But we were schooled pretty well about safety by watching our older brothers and parents. Plus, strange as it seems, blowing something up with an M-80 is loud and you can SEE what it would do to your fingers. So we always knew that if you had a problem, drop it and start over. Later in life when I attended United States Air Force Munitions and Weapons Technical School, explosives safety instruction had an adage “With explosives, no do-overs or second chances.” A bit obvious but always wise to be mindful of.

The one thing we did though that makes me cringe a little even now is the thought of the times when we snuck my uncle’s over and under gun out and took it down to the dumps to shoot at the rats. If you don’t know what an over and under gun is, it is both a shot gun (.410G) under and a 22 cal. Rifle on top. Both of them single shot. It was what they used at the farm for unwanted guests like skunks and other animal thieves that frequent a rural farm in the 1950’s. As an 8 to 10 year old it does make me cringe a bit, but it is where I first became a good shot. With rats, you just kind of follow them around with your sites for a bit, then when they stop to look around, BAM! Sorry, hope nobody has too much sympathy for rats.

Well, that’s about enough about my childhood for now, so I will cut it off here. Next month I will finish by writing about police shootings, which is where my split personality on the subjects is most apparent.

So bye for now and I hope to see you next week at our general meeting. I’ll bring the cookies.

—Robert Lane
President, HoU


Joni Mitchell

JoniMitchellI was a freshman at the University of Utah living in the dormitories on campus in the 1968-69 school year. One evening I was bored and wandered into the Student Union Building. It became apparent that there was going to be a concert or something so I hung around to check it out. The event turned out to be one of the most delightful evenings in my life.

The folk singer Joni Mitchell performed. She was the archetype of the upcoming “make love not war, flower children” of the 60s movement that didn’t come early to Utah. She was shy and unassuming between songs, but when she sang it was totally amazing. She was alone on stage sitting on a 3-legged stool with her acoustic guitar and a microphone. When she sang she swayed to the music and giggled at her own lyrics and shook her head to make her long blonde hair wave. She was absolutely delightful and yes I guess she charmed this young man. I am smiling now as I remember the experience.
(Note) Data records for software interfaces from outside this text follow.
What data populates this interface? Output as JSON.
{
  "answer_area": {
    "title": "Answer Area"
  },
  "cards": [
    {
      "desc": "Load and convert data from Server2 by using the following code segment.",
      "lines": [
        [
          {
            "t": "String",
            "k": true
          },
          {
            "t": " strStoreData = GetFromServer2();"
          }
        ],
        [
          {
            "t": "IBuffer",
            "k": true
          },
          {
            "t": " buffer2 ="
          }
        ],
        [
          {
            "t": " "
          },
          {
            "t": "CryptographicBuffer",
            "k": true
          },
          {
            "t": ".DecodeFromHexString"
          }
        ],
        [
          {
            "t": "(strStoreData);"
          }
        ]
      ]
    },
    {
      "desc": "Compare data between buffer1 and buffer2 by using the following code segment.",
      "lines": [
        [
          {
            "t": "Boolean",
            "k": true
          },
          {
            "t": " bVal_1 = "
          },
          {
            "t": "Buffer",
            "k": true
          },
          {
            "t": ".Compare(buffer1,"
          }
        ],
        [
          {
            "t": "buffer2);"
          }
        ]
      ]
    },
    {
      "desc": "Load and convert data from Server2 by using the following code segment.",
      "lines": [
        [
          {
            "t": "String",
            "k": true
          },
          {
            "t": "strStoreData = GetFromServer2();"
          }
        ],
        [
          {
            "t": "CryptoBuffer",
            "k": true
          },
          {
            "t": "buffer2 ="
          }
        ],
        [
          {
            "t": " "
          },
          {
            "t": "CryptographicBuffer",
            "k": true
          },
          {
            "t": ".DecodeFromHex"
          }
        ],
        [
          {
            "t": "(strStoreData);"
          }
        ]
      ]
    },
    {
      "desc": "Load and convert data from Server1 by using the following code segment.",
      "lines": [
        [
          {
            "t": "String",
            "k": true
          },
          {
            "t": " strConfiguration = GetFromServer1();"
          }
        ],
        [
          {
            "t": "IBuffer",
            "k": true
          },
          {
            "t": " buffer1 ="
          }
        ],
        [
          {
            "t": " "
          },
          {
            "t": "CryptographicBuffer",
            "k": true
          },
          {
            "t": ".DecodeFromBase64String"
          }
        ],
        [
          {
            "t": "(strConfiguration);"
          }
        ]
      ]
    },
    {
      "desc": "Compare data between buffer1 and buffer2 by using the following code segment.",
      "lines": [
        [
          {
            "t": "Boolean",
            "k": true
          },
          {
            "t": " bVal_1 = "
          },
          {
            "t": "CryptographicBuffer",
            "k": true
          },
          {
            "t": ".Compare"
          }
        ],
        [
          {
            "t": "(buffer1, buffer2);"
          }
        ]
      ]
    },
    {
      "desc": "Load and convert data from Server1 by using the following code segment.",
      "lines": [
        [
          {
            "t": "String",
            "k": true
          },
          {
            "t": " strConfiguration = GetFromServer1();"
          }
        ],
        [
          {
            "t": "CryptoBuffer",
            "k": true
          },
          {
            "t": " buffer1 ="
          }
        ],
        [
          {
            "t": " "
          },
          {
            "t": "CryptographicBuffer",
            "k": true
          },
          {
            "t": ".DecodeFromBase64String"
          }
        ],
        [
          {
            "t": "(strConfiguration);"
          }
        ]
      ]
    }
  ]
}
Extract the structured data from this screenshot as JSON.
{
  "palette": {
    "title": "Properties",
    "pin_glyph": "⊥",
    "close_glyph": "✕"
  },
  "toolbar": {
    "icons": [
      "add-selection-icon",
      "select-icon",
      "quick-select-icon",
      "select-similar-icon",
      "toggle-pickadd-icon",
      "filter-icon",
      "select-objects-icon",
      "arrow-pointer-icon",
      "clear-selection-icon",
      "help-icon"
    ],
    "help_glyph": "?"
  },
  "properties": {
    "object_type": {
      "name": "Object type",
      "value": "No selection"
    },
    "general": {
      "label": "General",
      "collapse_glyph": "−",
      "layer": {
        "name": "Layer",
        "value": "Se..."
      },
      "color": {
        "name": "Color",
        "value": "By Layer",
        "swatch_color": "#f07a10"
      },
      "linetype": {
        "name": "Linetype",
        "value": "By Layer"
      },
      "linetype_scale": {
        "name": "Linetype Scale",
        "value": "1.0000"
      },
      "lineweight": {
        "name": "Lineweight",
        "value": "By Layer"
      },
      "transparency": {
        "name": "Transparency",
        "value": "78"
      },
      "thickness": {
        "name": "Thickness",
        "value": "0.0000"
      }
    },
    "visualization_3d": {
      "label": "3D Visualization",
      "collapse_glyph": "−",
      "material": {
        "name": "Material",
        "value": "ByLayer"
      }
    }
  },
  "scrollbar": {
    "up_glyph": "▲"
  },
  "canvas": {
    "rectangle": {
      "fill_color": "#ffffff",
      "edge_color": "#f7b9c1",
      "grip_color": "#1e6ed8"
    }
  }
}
Recently there was a piece in the Salt Lake Tribune noting that her personal affairs were being attended to by a long time friend. A Google search turns up all sorts of “issues” that are being ranted and raved by Paparazzi-esque websites; cancer, mental illness, etc. Her official website, jonimitchell.com notes that she is suffering health issues but wishes to keep these issues private. I wish her the best and hope that she is not suffering.

—Wayne Wilson

 

Big Yellow Taxi

They paved paradise
And put up a parking lot
With a pink hotel, a boutique
And a swinging hot SPOT

Don’t it always seem to go
That you don’t know what you’ve got
‘Til it’s gone
They paved paradise
And put up a parking lot

They took all the trees
And put them in a tree museum
Then they charged the people
A dollar and a half just to see ‘em

Don’t it always seem to go,
That you don’t know what you’ve got
‘Til it’s gone
They paved paradise
And put up a parking lot

Hey farmer, farmer
Put away that DDT now
Give me spots on my apples
But LEAVE me the birds and the bees
Please!

Don’t it always seem to go
That you don’t know what you’ve got
‘Til its gone
They paved paradise
And put up a parking lot

Late last night
I heard the screen door slam
And a big yellow taxi
Come and took away my old man

Don’t it always seem to go
That you don’t know what you’ve got
‘Til it’s gone
They paved paradise
And put up a parking lot

I said
Don’t it always seem to go
That you don’t know what you’ve got
‘Til it’s gone
They paved paradise
And put up a parking lot

They paved paradise
And put up a parking lot
They paved paradise
And put up a parking lot